(Element data from apps and pages)
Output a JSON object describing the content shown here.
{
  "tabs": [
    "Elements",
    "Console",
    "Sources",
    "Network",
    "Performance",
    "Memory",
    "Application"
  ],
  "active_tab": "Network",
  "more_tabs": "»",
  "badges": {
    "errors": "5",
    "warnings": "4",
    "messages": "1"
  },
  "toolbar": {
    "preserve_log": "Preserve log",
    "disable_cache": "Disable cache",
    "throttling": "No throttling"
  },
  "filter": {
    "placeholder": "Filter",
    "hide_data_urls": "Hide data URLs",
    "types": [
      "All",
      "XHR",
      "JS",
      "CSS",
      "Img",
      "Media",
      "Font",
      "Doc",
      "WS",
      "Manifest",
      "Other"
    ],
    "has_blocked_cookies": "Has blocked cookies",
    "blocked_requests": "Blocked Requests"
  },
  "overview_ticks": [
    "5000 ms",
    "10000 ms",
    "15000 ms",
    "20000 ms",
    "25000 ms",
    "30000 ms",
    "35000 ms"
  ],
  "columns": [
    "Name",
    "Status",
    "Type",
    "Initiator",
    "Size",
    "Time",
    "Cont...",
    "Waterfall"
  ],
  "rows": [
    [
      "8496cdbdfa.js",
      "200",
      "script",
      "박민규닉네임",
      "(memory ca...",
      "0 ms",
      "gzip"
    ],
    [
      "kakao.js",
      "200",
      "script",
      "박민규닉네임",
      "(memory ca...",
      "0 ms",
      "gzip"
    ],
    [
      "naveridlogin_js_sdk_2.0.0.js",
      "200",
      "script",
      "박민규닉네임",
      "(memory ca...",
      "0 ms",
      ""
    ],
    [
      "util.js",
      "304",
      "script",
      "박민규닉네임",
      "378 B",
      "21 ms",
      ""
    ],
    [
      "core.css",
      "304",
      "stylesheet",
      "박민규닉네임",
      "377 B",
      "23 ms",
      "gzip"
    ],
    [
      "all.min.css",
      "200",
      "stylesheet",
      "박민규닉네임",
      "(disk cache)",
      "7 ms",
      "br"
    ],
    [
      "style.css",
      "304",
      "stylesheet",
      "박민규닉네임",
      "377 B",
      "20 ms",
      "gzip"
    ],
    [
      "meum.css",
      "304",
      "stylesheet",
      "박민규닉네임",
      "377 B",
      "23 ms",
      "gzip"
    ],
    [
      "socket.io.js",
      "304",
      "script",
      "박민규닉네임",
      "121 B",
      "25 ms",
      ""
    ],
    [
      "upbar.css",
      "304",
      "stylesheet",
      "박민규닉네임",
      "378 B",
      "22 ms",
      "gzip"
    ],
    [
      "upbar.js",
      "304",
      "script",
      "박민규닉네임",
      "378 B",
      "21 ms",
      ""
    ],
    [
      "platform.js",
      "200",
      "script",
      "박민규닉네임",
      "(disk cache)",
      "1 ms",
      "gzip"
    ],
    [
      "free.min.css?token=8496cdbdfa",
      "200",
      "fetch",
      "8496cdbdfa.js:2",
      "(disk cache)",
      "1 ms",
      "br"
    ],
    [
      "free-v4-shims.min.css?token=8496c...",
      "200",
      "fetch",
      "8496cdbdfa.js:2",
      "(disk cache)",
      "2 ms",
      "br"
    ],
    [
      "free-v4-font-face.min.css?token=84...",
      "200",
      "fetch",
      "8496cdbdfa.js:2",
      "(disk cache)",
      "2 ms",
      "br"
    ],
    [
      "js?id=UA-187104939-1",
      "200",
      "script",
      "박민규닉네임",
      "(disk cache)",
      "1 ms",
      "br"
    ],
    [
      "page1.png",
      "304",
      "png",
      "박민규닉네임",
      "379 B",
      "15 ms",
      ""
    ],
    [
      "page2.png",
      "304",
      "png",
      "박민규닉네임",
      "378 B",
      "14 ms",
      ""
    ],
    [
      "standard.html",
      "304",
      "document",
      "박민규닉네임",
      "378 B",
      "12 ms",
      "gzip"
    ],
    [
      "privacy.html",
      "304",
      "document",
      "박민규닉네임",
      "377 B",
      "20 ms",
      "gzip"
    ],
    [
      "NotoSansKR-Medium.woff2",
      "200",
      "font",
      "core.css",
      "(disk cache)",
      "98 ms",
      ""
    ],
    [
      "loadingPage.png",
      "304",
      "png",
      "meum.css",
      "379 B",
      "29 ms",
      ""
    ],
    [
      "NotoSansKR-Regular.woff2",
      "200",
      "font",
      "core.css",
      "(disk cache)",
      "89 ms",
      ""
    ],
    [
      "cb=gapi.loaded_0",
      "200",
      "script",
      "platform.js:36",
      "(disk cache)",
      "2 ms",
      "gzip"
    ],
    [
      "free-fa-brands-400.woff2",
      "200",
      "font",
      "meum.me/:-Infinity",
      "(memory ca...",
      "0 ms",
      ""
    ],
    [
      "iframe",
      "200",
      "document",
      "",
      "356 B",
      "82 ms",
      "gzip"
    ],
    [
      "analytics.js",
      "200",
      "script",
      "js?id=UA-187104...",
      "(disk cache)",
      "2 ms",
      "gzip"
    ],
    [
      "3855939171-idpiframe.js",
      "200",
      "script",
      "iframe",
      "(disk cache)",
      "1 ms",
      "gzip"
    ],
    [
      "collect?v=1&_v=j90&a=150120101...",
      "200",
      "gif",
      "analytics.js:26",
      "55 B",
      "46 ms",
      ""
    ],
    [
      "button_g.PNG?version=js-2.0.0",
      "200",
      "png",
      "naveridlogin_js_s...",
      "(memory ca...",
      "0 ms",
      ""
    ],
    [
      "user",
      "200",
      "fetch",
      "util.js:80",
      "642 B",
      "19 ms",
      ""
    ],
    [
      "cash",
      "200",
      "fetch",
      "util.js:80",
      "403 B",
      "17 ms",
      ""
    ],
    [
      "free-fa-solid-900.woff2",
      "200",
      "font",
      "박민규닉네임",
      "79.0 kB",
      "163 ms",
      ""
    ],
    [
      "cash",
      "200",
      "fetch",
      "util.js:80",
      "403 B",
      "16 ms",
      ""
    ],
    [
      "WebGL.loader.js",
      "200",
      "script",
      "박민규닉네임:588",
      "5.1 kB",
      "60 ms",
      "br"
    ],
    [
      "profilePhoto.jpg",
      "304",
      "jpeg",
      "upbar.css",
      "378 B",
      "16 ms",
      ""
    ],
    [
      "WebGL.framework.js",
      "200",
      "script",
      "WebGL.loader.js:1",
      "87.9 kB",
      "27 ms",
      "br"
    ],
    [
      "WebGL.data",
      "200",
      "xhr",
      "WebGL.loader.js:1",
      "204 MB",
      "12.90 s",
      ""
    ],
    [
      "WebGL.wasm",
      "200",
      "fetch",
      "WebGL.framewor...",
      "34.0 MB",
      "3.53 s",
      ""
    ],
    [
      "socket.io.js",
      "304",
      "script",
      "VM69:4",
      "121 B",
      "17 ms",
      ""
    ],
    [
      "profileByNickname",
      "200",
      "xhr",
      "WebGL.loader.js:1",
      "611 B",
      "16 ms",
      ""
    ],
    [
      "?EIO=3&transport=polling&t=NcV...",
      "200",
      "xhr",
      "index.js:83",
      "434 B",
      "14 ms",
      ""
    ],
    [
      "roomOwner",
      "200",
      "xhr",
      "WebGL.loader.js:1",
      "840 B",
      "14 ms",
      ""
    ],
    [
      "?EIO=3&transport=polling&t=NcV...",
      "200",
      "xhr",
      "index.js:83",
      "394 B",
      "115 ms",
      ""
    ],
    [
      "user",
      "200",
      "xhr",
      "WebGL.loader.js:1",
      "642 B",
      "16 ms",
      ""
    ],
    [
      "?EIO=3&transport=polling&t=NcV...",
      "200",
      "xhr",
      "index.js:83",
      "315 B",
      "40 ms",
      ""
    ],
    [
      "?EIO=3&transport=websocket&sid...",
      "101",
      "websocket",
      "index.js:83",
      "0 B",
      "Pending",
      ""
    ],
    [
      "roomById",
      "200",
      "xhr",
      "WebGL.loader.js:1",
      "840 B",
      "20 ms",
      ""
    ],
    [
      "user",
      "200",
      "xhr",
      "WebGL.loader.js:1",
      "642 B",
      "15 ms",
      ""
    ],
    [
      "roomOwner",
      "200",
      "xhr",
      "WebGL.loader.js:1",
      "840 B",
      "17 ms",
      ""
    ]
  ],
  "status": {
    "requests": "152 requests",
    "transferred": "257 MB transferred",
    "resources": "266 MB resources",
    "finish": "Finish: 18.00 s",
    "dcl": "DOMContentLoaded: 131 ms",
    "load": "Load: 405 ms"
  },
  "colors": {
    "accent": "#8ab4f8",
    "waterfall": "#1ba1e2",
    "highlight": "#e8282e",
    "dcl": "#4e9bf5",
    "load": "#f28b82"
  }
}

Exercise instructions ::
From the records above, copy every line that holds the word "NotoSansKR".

Exercise result ::
      "NotoSansKR-Medium.woff2",
      "NotoSansKR-Regular.woff2",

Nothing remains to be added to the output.